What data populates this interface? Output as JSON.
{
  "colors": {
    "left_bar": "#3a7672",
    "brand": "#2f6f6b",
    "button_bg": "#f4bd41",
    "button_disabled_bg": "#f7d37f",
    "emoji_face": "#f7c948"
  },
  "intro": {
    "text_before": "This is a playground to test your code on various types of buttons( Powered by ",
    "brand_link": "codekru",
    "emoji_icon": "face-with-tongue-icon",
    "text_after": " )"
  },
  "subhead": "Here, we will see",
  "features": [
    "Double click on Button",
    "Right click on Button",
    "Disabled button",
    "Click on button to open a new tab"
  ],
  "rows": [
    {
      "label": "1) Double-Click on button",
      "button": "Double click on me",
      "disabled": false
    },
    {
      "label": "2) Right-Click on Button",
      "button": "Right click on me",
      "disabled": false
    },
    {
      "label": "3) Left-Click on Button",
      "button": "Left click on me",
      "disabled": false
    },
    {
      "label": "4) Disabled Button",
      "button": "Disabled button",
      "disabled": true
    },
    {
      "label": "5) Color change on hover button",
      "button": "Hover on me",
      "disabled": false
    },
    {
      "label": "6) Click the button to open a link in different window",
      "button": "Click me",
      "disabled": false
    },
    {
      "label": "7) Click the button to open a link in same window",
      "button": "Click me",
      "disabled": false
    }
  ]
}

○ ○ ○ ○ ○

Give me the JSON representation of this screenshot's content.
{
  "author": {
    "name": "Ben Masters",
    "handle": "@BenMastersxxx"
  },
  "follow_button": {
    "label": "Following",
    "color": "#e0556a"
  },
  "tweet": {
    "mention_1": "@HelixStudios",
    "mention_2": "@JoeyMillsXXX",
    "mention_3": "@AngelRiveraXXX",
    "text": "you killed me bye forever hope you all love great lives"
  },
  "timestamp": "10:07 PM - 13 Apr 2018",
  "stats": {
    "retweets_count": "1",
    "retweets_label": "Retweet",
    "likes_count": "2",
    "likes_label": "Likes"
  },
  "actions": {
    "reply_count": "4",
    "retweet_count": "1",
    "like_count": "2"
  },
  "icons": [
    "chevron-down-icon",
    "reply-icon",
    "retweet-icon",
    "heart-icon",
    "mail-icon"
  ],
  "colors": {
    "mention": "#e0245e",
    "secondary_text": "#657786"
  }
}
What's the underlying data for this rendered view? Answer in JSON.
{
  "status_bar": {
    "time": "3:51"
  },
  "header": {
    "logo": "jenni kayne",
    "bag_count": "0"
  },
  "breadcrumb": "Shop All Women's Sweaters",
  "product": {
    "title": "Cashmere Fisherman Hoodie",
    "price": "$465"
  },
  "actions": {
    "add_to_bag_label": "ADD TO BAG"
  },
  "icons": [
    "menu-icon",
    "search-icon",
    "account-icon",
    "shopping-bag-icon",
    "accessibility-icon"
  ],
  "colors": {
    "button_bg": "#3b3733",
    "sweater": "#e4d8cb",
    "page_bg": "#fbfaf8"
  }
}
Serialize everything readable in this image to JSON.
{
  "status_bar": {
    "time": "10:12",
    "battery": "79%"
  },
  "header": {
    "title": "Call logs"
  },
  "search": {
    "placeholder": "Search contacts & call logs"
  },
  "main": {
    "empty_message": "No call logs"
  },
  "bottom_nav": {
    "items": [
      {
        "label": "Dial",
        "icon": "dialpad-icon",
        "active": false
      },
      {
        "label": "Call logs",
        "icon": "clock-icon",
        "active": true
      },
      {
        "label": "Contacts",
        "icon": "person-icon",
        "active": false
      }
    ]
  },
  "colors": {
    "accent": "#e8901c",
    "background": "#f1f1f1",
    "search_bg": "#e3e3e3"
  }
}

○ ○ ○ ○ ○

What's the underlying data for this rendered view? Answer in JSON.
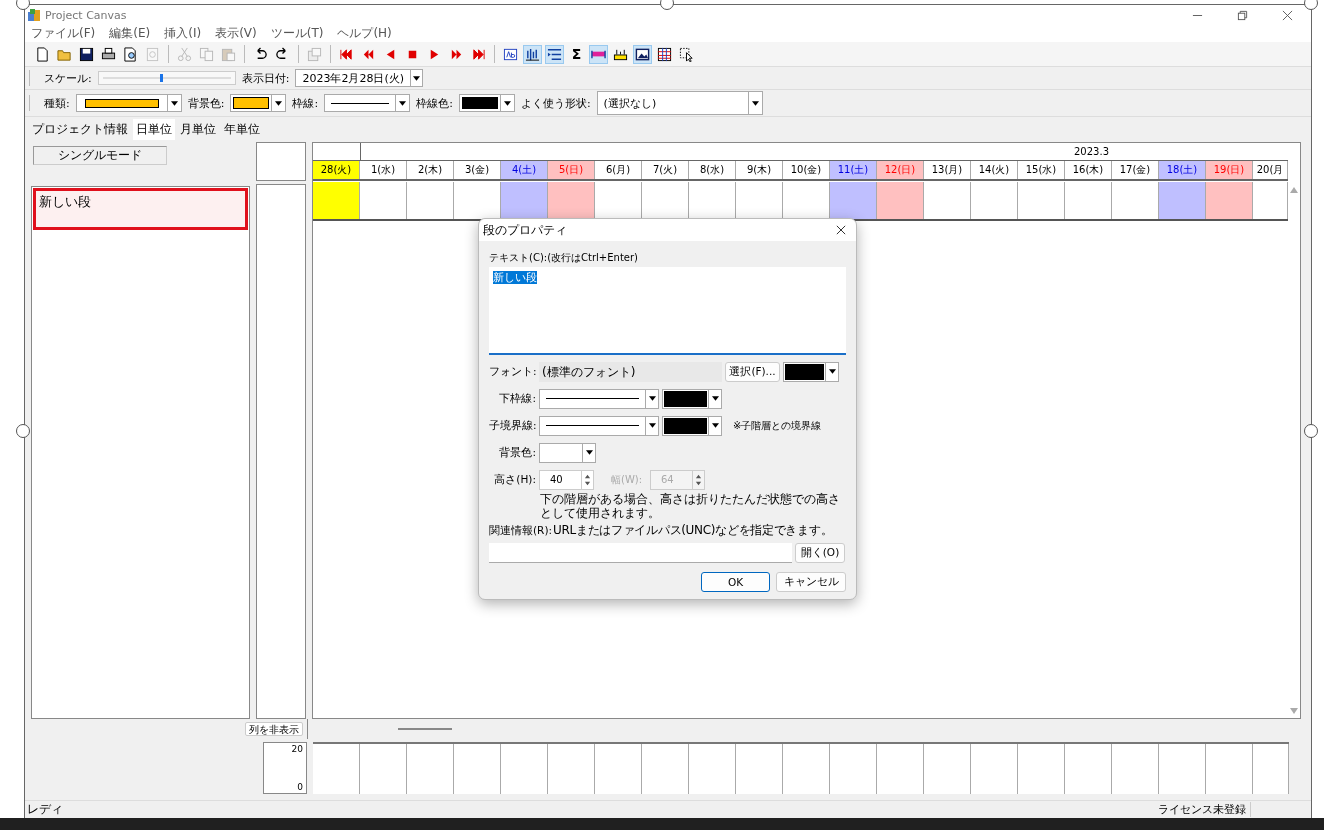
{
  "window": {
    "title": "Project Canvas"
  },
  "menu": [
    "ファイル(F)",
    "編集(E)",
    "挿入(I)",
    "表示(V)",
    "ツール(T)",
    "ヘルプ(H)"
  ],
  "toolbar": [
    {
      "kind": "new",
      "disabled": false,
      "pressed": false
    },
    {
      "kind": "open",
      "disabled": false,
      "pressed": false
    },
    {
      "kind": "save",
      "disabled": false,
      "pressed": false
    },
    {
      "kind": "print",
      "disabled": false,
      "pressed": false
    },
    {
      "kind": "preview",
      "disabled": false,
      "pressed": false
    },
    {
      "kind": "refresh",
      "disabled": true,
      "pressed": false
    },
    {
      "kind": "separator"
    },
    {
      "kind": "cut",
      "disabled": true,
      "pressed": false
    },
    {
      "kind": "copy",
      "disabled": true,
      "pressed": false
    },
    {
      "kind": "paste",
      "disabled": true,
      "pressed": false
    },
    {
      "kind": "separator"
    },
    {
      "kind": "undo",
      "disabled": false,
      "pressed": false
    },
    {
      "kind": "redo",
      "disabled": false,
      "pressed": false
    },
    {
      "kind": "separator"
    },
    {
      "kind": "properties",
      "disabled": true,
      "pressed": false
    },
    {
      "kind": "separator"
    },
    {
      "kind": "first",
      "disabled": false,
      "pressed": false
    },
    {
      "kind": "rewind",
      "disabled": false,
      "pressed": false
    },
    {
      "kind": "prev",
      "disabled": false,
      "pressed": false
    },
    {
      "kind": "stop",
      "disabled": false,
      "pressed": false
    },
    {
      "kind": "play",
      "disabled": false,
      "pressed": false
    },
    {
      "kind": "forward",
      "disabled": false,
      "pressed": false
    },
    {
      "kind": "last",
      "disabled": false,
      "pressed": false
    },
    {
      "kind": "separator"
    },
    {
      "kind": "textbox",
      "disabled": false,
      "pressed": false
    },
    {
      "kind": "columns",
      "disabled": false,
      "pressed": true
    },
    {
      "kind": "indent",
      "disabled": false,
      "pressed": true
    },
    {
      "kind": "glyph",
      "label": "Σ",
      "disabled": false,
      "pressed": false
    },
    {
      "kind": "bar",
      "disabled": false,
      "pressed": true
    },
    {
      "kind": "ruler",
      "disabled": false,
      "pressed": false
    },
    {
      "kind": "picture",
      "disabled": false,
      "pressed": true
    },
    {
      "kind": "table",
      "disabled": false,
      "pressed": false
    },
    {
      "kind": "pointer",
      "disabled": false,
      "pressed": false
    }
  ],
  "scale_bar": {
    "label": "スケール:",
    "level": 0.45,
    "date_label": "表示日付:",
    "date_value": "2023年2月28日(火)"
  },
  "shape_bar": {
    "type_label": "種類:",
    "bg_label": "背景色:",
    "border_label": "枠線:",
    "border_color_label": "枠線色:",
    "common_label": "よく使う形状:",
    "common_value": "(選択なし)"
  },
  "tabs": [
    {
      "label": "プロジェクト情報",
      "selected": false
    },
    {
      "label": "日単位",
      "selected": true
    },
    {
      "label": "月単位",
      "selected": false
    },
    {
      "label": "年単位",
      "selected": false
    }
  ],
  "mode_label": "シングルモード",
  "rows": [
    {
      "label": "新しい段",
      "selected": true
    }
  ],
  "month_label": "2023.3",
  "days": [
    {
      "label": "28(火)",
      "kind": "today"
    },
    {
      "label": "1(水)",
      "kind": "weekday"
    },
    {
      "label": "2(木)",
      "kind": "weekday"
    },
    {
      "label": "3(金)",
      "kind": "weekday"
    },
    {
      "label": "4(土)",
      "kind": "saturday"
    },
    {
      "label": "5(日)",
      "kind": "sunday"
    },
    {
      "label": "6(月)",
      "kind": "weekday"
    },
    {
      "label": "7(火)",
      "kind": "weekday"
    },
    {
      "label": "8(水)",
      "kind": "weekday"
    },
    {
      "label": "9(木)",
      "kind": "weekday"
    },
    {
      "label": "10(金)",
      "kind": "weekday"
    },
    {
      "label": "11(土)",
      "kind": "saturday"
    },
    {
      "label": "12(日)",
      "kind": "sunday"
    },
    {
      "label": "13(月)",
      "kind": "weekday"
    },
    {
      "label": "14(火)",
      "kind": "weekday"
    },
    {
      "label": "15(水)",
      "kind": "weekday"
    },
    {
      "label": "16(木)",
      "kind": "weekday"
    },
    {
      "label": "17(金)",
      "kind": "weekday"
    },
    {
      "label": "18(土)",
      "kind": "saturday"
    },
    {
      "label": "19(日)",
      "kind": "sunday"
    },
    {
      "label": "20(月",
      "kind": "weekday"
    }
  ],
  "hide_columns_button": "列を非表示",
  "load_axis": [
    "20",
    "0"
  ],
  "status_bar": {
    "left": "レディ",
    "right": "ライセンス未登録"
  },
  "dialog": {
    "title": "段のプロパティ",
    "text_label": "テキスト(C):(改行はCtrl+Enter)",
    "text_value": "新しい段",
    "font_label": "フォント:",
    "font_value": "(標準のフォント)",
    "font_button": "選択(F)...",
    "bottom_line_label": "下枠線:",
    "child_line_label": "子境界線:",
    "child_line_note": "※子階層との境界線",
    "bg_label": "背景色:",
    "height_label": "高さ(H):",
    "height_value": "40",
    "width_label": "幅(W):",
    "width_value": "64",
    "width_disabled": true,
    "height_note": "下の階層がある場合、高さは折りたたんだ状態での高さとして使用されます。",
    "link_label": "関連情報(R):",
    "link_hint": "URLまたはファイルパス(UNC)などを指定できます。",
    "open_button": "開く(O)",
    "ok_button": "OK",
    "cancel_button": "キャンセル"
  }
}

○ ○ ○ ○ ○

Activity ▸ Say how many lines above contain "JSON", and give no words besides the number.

Exercise output ▸ 5